**Instructions to follow:**
All of the data below needs to be set down once more, exactly as written.
(Input records Opens)
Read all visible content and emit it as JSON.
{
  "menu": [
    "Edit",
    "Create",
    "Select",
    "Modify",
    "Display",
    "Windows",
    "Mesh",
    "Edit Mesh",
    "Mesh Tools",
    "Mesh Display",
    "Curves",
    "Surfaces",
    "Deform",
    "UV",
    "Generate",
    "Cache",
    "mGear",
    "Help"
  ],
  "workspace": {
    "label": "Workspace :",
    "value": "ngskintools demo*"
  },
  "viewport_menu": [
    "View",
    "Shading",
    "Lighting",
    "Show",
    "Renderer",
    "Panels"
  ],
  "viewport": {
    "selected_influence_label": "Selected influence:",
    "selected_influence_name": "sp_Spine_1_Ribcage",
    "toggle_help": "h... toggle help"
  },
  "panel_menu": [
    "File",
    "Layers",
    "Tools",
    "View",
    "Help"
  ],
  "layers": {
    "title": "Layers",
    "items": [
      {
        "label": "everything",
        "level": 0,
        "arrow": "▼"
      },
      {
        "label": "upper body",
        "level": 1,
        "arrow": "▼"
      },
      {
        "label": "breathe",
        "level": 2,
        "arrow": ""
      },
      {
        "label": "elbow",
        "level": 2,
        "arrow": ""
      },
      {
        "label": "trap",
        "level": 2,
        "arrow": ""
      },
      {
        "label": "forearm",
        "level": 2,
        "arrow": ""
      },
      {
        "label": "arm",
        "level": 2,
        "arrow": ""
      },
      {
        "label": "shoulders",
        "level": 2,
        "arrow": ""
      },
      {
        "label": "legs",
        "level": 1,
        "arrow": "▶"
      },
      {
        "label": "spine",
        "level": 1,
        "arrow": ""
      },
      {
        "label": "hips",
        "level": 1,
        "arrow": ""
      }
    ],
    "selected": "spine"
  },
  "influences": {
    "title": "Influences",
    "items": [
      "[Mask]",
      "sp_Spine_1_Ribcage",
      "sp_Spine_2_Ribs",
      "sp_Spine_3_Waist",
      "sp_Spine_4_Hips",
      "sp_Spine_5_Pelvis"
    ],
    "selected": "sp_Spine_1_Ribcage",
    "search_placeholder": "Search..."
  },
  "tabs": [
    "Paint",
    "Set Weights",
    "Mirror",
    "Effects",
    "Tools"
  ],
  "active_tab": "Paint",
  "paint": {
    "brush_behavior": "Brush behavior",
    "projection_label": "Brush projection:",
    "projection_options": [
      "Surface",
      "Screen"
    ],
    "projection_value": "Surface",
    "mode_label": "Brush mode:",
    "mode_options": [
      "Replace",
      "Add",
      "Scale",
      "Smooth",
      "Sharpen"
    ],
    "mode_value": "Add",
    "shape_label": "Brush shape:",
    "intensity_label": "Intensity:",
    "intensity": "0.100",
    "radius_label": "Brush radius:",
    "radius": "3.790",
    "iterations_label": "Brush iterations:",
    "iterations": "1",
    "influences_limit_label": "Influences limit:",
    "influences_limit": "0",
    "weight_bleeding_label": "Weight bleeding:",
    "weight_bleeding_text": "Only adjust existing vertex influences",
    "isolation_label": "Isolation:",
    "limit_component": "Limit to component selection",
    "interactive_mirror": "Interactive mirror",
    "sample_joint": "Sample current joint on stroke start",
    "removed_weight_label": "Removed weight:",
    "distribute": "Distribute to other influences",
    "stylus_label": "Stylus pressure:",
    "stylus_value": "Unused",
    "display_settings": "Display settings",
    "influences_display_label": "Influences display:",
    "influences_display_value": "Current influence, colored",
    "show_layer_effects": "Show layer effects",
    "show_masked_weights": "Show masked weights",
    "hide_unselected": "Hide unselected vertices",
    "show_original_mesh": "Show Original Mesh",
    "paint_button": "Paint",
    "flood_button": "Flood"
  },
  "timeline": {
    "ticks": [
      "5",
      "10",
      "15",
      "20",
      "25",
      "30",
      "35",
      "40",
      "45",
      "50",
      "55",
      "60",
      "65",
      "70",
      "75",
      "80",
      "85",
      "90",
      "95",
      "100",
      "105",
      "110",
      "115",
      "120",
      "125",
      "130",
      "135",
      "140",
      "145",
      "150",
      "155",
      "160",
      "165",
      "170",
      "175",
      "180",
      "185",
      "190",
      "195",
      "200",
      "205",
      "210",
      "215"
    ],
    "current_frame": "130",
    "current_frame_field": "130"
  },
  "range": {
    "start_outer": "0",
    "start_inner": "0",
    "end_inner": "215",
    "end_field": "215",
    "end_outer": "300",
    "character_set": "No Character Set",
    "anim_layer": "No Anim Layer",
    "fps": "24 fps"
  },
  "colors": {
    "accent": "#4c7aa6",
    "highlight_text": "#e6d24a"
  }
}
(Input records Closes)
**Solved exercise:**
Read all visible content and emit it as JSON.
{
  "menu": [
    "Edit",
    "Create",
    "Select",
    "Modify",
    "Display",
    "Windows",
    "Mesh",
    "Edit Mesh",
    "Mesh Tools",
    "Mesh Display",
    "Curves",
    "Surfaces",
    "Deform",
    "UV",
    "Generate",
    "Cache",
    "mGear",
    "Help"
  ],
  "workspace": {
    "label": "Workspace :",
    "value": "ngskintools demo*"
  },
  "viewport_menu": [
    "View",
    "Shading",
    "Lighting",
    "Show",
    "Renderer",
    "Panels"
  ],
  "viewport": {
    "selected_influence_label": "Selected influence:",
    "selected_influence_name": "sp_Spine_1_Ribcage",
    "toggle_help": "h... toggle help"
  },
  "panel_menu": [
    "File",
    "Layers",
    "Tools",
    "View",
    "Help"
  ],
  "layers": {
    "title": "Layers",
    "items": [
      {
        "label": "everything",
        "level": 0,
        "arrow": "▼"
      },
      {
        "label": "upper body",
        "level": 1,
        "arrow": "▼"
      },
      {
        "label": "breathe",
        "level": 2,
        "arrow": ""
      },
      {
        "label": "elbow",
        "level": 2,
        "arrow": ""
      },
      {
        "label": "trap",
        "level": 2,
        "arrow": ""
      },
      {
        "label": "forearm",
        "level": 2,
        "arrow": ""
      },
      {
        "label": "arm",
        "level": 2,
        "arrow": ""
      },
      {
        "label": "shoulders",
        "level": 2,
        "arrow": ""
      },
      {
        "label": "legs",
        "level": 1,
        "arrow": "▶"
      },
      {
        "label": "spine",
        "level": 1,
        "arrow": ""
      },
      {
        "label": "hips",
        "level": 1,
        "arrow": ""
      }
    ],
    "selected": "spine"
  },
  "influences": {
    "title": "Influences",
    "items": [
      "[Mask]",
      "sp_Spine_1_Ribcage",
      "sp_Spine_2_Ribs",
      "sp_Spine_3_Waist",
      "sp_Spine_4_Hips",
      "sp_Spine_5_Pelvis"
    ],
    "selected": "sp_Spine_1_Ribcage",
    "search_placeholder": "Search..."
  },
  "tabs": [
    "Paint",
    "Set Weights",
    "Mirror",
    "Effects",
    "Tools"
  ],
  "active_tab": "Paint",
  "paint": {
    "brush_behavior": "Brush behavior",
    "projection_label": "Brush projection:",
    "projection_options": [
      "Surface",
      "Screen"
    ],
    "projection_value": "Surface",
    "mode_label": "Brush mode:",
    "mode_options": [
      "Replace",
      "Add",
      "Scale",
      "Smooth",
      "Sharpen"
    ],
    "mode_value": "Add",
    "shape_label": "Brush shape:",
    "intensity_label": "Intensity:",
    "intensity": "0.100",
    "radius_label": "Brush radius:",
    "radius": "3.790",
    "iterations_label": "Brush iterations:",
    "iterations": "1",
    "influences_limit_label": "Influences limit:",
    "influences_limit": "0",
    "weight_bleeding_label": "Weight bleeding:",
    "weight_bleeding_text": "Only adjust existing vertex influences",
    "isolation_label": "Isolation:",
    "limit_component": "Limit to component selection",
    "interactive_mirror": "Interactive mirror",
    "sample_joint": "Sample current joint on stroke start",
    "removed_weight_label": "Removed weight:",
    "distribute": "Distribute to other influences",
    "stylus_label": "Stylus pressure:",
    "stylus_value": "Unused",
    "display_settings": "Display settings",
    "influences_display_label": "Influences display:",
    "influences_display_value": "Current influence, colored",
    "show_layer_effects": "Show layer effects",
    "show_masked_weights": "Show masked weights",
    "hide_unselected": "Hide unselected vertices",
    "show_original_mesh": "Show Original Mesh",
    "paint_button": "Paint",
    "flood_button": "Flood"
  },
  "timeline": {
    "ticks": [
      "5",
      "10",
      "15",
      "20",
      "25",
      "30",
      "35",
      "40",
      "45",
      "50",
      "55",
      "60",
      "65",
      "70",
      "75",
      "80",
      "85",
      "90",
      "95",
      "100",
      "105",
      "110",
      "115",
      "120",
      "125",
      "130",
      "135",
      "140",
      "145",
      "150",
      "155",
      "160",
      "165",
      "170",
      "175",
      "180",
      "185",
      "190",
      "195",
      "200",
      "205",
      "210",
      "215"
    ],
    "current_frame": "130",
    "current_frame_field": "130"
  },
  "range": {
    "start_outer": "0",
    "start_inner": "0",
    "end_inner": "215",
    "end_field": "215",
    "end_outer": "300",
    "character_set": "No Character Set",
    "anim_layer": "No Anim Layer",
    "fps": "24 fps"
  },
  "colors": {
    "accent": "#4c7aa6",
    "highlight_text": "#e6d24a"
  }
}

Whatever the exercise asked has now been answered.